After Gettysburg the Army of Northern Virginia retreated back into Virginia to rest and recuperate. It was then chosen that as the winter came and the armies settled down that the 1st Corps under Lt Gen James Longstreet would transfer to the Army of Tennessee to help it achieve a victory. When they arrived in northern Georgia, the Battle of Chickmauga had occurred all the day before and Longstreet's fresh troops were chosen to lead an assault on the federal line. When the assault began, Kershaw's Brigade fought troops from Maj Gen Thomas L. Crittenden's XXI Corps and pushed them back until stopped at Snodgrass Hill, where 2nd Lieutenant Richard R. Kirkland, the "Angel of Marye's Heights" was killed. After the retreat of the federal Army of the Cumberland the Army of Tennessee moved in to begin the Siege of Chattanooga but arguments between army commander Braxton Bragg and other commanders including Longstreet forced his Corps to return to Virginia. Before doing so Longstreet tried to recapture Knoxville but failed in doing so. Soon afterwards, the new overall commander of Union forces, Lt. Gen. Ulysses S. Grant, started the Overland Campaign, opening with the Battle of the Wilderness. The Confederate 3rd Corps under A.P. Hill, after a whole day of inconclusive fighting was suddenly attacked the day after on May 6, 1864, completely breaking and running. But just in time to aid the 3rd Corps was the arrival of the 1st Corps, with Kershaw's Brigade in the lead. Here they successfully pushed back troops of the federal II Corps under Maj. Gen. Winfield S. Hancock, before the end of the battle Lt. Col. Franklin Gaillard was mortally wounded. Fighting became inconclusive and the Army of Northern Virginia soon retreated to Spotsylvania Court House. Here the Brigade, under the command of Colonel John Henegan of the 8th SC Infantry whilst Gen. Kershaw was commanding the division, dug in and prepared for the battle soon to come. On May 8, 1864 troops from the 3rd Division, V Corps attacked the entrenchments of Henegan's Brigade and were repulsed after tough fighting. They were attacked again on May 12, and again repulsed the federal advance. Then they had limited combat in the Battle of North Anna. The troops of the confederate 1st Corps were soon moved to counter Grant's flanking maneuver and soon dug in at Cold Harbor. When the federals approached, the Confederates unleashed a devastating fire and the battle ended with thousands of federal casualties. Soon afterwards they were forced into the Siege of Petersburg and fought in the First Deep Bottom.

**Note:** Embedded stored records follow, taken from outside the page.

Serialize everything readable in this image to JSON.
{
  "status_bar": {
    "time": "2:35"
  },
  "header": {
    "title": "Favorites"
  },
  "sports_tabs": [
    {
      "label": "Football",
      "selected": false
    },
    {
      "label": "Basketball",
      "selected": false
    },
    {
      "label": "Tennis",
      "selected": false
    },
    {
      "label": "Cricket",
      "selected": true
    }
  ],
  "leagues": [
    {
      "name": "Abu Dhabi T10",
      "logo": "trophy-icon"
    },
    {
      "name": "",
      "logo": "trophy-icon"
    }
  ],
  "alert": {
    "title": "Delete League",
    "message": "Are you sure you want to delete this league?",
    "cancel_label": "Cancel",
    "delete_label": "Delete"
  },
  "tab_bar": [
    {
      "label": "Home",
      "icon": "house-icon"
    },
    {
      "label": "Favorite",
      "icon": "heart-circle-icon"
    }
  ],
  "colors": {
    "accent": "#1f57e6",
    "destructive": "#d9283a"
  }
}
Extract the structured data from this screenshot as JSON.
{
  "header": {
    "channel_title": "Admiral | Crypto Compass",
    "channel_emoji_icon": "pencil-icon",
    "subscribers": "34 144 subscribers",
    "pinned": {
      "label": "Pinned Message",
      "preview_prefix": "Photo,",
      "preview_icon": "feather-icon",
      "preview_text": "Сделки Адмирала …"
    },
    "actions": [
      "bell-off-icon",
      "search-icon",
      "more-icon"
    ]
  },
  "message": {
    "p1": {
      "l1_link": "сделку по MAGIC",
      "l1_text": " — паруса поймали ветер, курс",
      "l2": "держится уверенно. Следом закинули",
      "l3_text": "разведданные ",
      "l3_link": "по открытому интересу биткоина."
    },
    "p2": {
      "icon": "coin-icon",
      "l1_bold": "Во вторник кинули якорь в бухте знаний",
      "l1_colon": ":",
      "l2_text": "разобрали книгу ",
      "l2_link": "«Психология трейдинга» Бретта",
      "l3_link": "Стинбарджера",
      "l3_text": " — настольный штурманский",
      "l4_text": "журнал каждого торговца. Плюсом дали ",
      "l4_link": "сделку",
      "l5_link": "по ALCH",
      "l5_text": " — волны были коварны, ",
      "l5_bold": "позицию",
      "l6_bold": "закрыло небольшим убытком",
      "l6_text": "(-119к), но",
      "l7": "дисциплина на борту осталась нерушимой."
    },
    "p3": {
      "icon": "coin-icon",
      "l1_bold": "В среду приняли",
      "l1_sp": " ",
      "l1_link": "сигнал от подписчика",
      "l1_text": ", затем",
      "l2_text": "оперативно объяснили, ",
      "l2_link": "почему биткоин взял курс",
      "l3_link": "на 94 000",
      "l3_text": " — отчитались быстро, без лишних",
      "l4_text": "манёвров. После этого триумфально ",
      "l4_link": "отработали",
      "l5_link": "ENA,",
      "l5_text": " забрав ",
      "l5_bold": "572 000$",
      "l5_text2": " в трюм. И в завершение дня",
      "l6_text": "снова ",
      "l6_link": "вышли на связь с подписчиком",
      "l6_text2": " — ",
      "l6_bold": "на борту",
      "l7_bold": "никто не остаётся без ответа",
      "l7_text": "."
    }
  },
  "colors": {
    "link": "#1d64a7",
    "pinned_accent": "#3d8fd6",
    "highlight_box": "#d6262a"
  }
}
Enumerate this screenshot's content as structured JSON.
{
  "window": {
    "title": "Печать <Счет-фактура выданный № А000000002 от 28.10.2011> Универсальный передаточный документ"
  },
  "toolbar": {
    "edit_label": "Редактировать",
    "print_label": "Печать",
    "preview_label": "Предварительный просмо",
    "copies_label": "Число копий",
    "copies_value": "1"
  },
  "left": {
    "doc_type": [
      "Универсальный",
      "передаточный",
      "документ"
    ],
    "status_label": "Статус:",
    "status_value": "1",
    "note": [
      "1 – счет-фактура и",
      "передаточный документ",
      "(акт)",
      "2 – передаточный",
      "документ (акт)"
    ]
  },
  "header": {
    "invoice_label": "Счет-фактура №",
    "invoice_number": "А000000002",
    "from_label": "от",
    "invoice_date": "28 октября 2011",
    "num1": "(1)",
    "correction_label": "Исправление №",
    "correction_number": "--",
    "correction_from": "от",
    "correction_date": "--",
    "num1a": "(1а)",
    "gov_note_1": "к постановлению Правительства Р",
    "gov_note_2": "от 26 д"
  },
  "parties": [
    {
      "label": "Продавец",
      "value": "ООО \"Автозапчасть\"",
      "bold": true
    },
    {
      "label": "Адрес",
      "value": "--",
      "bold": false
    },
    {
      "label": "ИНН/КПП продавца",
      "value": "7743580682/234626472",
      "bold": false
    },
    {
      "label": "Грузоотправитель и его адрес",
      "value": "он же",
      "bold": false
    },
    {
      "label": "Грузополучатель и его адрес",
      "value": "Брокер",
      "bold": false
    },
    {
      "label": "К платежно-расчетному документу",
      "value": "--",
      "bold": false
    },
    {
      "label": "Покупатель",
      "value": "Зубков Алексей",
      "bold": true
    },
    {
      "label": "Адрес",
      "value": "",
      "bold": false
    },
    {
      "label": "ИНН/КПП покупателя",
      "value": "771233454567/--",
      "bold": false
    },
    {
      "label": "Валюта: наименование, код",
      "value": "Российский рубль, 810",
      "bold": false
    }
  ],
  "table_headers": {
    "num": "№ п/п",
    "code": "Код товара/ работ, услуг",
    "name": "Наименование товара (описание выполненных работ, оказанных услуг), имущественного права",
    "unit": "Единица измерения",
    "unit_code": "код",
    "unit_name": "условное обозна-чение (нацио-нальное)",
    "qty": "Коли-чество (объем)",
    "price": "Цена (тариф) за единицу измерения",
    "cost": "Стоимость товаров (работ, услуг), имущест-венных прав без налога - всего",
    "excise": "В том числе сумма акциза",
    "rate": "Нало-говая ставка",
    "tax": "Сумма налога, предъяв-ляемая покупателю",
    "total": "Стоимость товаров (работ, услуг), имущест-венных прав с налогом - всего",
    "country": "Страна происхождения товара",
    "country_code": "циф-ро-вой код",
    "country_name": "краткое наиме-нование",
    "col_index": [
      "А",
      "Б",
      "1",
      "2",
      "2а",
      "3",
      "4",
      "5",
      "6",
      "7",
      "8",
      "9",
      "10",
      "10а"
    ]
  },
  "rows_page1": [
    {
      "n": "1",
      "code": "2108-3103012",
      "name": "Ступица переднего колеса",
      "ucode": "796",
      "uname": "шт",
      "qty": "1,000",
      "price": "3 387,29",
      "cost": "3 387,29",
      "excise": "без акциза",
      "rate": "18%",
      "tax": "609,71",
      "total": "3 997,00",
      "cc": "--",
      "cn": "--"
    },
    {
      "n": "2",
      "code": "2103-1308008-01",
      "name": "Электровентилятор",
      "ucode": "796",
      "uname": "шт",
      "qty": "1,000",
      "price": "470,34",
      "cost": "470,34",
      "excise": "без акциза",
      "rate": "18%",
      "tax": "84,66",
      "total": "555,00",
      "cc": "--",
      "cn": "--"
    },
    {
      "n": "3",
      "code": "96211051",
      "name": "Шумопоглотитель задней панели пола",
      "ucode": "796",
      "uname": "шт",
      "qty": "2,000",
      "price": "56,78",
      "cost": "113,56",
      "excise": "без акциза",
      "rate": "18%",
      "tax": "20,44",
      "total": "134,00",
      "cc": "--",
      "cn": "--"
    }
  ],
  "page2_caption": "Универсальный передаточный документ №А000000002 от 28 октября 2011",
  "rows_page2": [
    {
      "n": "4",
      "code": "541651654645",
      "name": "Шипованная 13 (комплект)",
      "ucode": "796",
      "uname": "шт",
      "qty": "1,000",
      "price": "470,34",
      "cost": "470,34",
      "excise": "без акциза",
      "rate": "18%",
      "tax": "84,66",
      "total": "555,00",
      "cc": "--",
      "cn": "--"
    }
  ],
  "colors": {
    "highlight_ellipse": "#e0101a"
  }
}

Carolinas and SurrenderEdit

After First Deep Bottom, the 2nd and the rest of the brigade, commanded by now Brigadier General Kennedy, as well as other units were sent to join the Army of Tennessee; which was a force falling apart that could no longer fight independently. They were joined together with forces from the Department of SC, GA, and FL by General Joseph E. Johnston and retreated into North Carolina. On March 16, 1865, Kennedy's Brigade as well as other units successfully delayed the federal army facing them under Maj. Gen. William Tecumseh Sherman at the Battle of Averasboro. On March 19–21 they fought their last engagement, Bentonville, where they faced down troops of the federal XX Corps in an inclusive battle. Soon afterwards, on April 9, 1865, exactly 4 years after their acceptance into state service, they were consolidated with the remains of the 20th South Carolina Infantry and part of Blanchard's Reserves. On April 26, 1865, they surrendered with the rest of the Army of Tennessee; dissolving the regiment and sending its members home.

See alsoEdit

ReferencesEdit

  • "Battle Unit Details." National Park Service. U.S. Department of the Interior, n.d. Web. 02 Mar. 2017.
  • Wycoff, Mac. "2nd." 2nd | eHISTORY. N.p., n.d. Web. 03 Mar. 2017.
  • "2nd Regiment, South Carolina Infantry (2nd Palmetto Regiment)." 2nd Regiment, South Carolina Infantry (2nd Palmetto Regiment) Genealogy - FamilySearch Wiki. N.p., n.d. Web. 02 Mar. 2017.
  • "2nd Regiment SCV." 2nd Regiment SCV. N.p., n.d. Web. 02 Mar. 2017.